Traralgon’s disengaged young people are being offered a friendly face to talk to at Stockland Plaza with a new service to try and reconnect them back into the community.
Project Empower is a joint venture between Youth Insearch and Stockland Plaza where community members can have a chat with a project coordinator one day a week at a stall inside the plaza.
The youth engagement project is part of a raft of intervention programs in Traralgon, which also includes the deployment of PSOs and a CCTV live link from the plaza to the police station.
Youth Insearch state coordinator Sharon Schofield said she had been at the plaza for the past fortnight and already people had come and opened up to her.
Ms Schofield said Project Empower was a peer-to-peer weekend mentoring program for people between 14 and 20 with issues ranging from trauma, drug and alcohol or low self-esteem.
She said Youth Insearch had been operating for the past 35 years and had helped about 30,000 young people.
“We don’t go flying foxing or canoeing.
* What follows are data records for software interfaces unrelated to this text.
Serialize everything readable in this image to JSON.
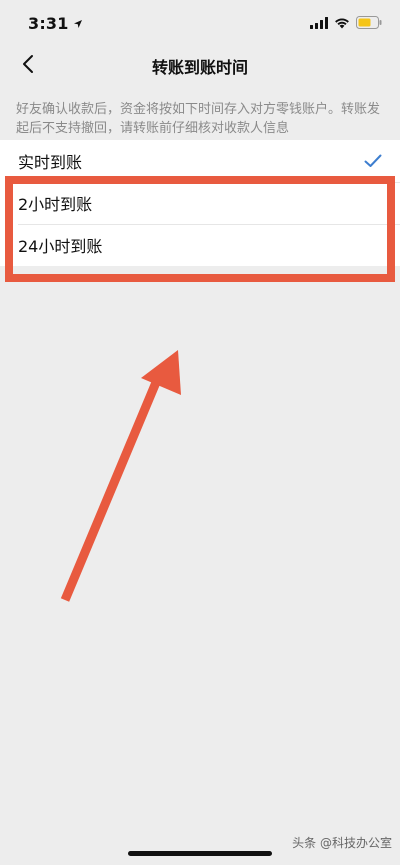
{
  "status_bar": {
    "time": "3:31",
    "icons": [
      "location-arrow-icon",
      "cellular-signal-icon",
      "wifi-icon",
      "battery-icon"
    ],
    "battery_color": "#f5c518"
  },
  "nav": {
    "title": "转账到账时间",
    "back_icon": "chevron-left-icon"
  },
  "description": "好友确认收款后，资金将按如下时间存入对方零钱账户。转账发起后不支持撤回，请转账前仔细核对收款人信息",
  "options": [
    {
      "label": "实时到账",
      "selected": true
    },
    {
      "label": "2小时到账",
      "selected": false
    },
    {
      "label": "24小时到账",
      "selected": false
    }
  ],
  "colors": {
    "accent_check": "#3d7ecf",
    "highlight": "#e85a3f",
    "background": "#ededed"
  },
  "watermark": "头条 @科技办公室"
}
We do things like communicating and talking about the importance of self-esteem and the different types of families we come from,” Ms Schofield said.
“We are changing negative coping mechanisms into positive ones. They often say to me they just want to get back to school or back to work but don’t know how to go about it.”
Member for Morwell Russell Northe was at Stockland for an official program launch on Friday and said he knew there had been complaints about “unsavoury” behaviour around the town centre and plaza.
He said the CCTV livestream, extra security patrols and new youth engagement project would pick up these behaviours and link people into services.
“People are proud of their community and they want to be able to walk down the street and not be subject to abuse or witness incidents,” Mr Northe said.
“This is to say to the community more generally there is a lot of work being done and a lot of organisations involved and we are trying to make a positive difference.”
Mr Northe said the PSOs would be a “positive tool” in the community.
“They play a vital role. They are not there to pull a big stick on people. They are there to talk to and engage people, not just ignore young people. They’re trying to support them,” Mr Northe said.